**WHAT YOU WILL DO:** Could each record be written out again exactly as it stands?

**INPUT:**
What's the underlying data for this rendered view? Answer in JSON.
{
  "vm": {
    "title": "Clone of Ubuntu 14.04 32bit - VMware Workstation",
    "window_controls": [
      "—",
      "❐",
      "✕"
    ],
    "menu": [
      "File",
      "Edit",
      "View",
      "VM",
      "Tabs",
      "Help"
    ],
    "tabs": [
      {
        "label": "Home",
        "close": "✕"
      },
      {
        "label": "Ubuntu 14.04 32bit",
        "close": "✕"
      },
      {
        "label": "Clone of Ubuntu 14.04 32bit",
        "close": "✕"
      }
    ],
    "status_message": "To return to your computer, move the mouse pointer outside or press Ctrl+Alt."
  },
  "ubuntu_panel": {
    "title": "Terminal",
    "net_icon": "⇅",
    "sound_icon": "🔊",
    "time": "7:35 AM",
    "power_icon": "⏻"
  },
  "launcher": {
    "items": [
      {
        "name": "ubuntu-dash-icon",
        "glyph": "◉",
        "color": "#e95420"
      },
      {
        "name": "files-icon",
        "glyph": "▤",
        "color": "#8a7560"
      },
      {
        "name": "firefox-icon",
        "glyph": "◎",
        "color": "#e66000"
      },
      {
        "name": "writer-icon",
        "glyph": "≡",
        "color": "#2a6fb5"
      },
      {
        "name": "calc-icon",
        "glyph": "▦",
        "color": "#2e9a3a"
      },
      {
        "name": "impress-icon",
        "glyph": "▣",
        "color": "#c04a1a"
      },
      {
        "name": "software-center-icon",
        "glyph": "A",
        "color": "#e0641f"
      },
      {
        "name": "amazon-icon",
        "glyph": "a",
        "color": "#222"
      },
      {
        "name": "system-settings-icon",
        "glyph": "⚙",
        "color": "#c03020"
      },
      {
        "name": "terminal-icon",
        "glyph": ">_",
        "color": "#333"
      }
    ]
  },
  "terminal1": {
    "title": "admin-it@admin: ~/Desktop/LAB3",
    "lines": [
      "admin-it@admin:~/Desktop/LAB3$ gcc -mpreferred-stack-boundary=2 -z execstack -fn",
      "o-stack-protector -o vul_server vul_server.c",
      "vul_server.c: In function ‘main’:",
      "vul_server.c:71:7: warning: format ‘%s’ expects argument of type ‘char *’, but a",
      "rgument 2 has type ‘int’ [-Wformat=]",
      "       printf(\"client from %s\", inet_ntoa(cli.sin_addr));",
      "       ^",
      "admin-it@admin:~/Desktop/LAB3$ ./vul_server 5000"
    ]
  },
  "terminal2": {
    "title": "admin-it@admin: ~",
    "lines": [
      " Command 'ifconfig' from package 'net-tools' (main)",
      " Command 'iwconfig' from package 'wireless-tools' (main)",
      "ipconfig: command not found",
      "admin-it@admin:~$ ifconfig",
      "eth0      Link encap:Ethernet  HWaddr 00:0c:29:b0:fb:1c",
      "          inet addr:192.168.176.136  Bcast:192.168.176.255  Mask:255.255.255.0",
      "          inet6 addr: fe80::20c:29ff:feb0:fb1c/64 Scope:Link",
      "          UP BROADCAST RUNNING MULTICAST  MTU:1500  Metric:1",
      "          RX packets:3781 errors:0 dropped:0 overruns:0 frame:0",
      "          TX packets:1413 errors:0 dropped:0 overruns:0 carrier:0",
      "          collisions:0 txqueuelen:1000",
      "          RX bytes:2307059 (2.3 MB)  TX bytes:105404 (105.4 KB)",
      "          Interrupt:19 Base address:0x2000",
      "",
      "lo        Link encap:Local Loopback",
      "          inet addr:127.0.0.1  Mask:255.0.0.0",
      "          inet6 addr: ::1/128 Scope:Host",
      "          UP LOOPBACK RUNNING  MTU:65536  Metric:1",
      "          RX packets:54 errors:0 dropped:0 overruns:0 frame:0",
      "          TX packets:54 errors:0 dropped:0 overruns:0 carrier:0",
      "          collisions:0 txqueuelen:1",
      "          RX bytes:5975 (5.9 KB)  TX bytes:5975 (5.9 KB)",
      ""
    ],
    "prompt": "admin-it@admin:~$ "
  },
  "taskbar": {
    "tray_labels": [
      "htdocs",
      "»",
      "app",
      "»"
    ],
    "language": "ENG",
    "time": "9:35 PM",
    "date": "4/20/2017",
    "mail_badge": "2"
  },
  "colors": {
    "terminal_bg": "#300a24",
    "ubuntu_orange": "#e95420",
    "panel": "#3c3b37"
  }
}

**YOUR SOLUTION:**
What's the underlying data for this rendered view? Answer in JSON.
{
  "vm": {
    "title": "Clone of Ubuntu 14.04 32bit - VMware Workstation",
    "window_controls": [
      "—",
      "❐",
      "✕"
    ],
    "menu": [
      "File",
      "Edit",
      "View",
      "VM",
      "Tabs",
      "Help"
    ],
    "tabs": [
      {
        "label": "Home",
        "close": "✕"
      },
      {
        "label": "Ubuntu 14.04 32bit",
        "close": "✕"
      },
      {
        "label": "Clone of Ubuntu 14.04 32bit",
        "close": "✕"
      }
    ],
    "status_message": "To return to your computer, move the mouse pointer outside or press Ctrl+Alt."
  },
  "ubuntu_panel": {
    "title": "Terminal",
    "net_icon": "⇅",
    "sound_icon": "🔊",
    "time": "7:35 AM",
    "power_icon": "⏻"
  },
  "launcher": {
    "items": [
      {
        "name": "ubuntu-dash-icon",
        "glyph": "◉",
        "color": "#e95420"
      },
      {
        "name": "files-icon",
        "glyph": "▤",
        "color": "#8a7560"
      },
      {
        "name": "firefox-icon",
        "glyph": "◎",
        "color": "#e66000"
      },
      {
        "name": "writer-icon",
        "glyph": "≡",
        "color": "#2a6fb5"
      },
      {
        "name": "calc-icon",
        "glyph": "▦",
        "color": "#2e9a3a"
      },
      {
        "name": "impress-icon",
        "glyph": "▣",
        "color": "#c04a1a"
      },
      {
        "name": "software-center-icon",
        "glyph": "A",
        "color": "#e0641f"
      },
      {
        "name": "amazon-icon",
        "glyph": "a",
        "color": "#222"
      },
      {
        "name": "system-settings-icon",
        "glyph": "⚙",
        "color": "#c03020"
      },
      {
        "name": "terminal-icon",
        "glyph": ">_",
        "color": "#333"
      }
    ]
  },
  "terminal1": {
    "title": "admin-it@admin: ~/Desktop/LAB3",
    "lines": [
      "admin-it@admin:~/Desktop/LAB3$ gcc -mpreferred-stack-boundary=2 -z execstack -fn",
      "o-stack-protector -o vul_server vul_server.c",
      "vul_server.c: In function ‘main’:",
      "vul_server.c:71:7: warning: format ‘%s’ expects argument of type ‘char *’, but a",
      "rgument 2 has type ‘int’ [-Wformat=]",
      "       printf(\"client from %s\", inet_ntoa(cli.sin_addr));",
      "       ^",
      "admin-it@admin:~/Desktop/LAB3$ ./vul_server 5000"
    ]
  },
  "terminal2": {
    "title": "admin-it@admin: ~",
    "lines": [
      " Command 'ifconfig' from package 'net-tools' (main)",
      " Command 'iwconfig' from package 'wireless-tools' (main)",
      "ipconfig: command not found",
      "admin-it@admin:~$ ifconfig",
      "eth0      Link encap:Ethernet  HWaddr 00:0c:29:b0:fb:1c",
      "          inet addr:192.168.176.136  Bcast:192.168.176.255  Mask:255.255.255.0",
      "          inet6 addr: fe80::20c:29ff:feb0:fb1c/64 Scope:Link",
      "          UP BROADCAST RUNNING MULTICAST  MTU:1500  Metric:1",
      "          RX packets:3781 errors:0 dropped:0 overruns:0 frame:0",
      "          TX packets:1413 errors:0 dropped:0 overruns:0 carrier:0",
      "          collisions:0 txqueuelen:1000",
      "          RX bytes:2307059 (2.3 MB)  TX bytes:105404 (105.4 KB)",
      "          Interrupt:19 Base address:0x2000",
      "",
      "lo        Link encap:Local Loopback",
      "          inet addr:127.0.0.1  Mask:255.0.0.0",
      "          inet6 addr: ::1/128 Scope:Host",
      "          UP LOOPBACK RUNNING  MTU:65536  Metric:1",
      "          RX packets:54 errors:0 dropped:0 overruns:0 frame:0",
      "          TX packets:54 errors:0 dropped:0 overruns:0 carrier:0",
      "          collisions:0 txqueuelen:1",
      "          RX bytes:5975 (5.9 KB)  TX bytes:5975 (5.9 KB)",
      ""
    ],
    "prompt": "admin-it@admin:~$ "
  },
  "taskbar": {
    "tray_labels": [
      "htdocs",
      "»",
      "app",
      "»"
    ],
    "language": "ENG",
    "time": "9:35 PM",
    "date": "4/20/2017",
    "mail_badge": "2"
  },
  "colors": {
    "terminal_bg": "#300a24",
    "ubuntu_orange": "#e95420",
    "panel": "#3c3b37"
  }
}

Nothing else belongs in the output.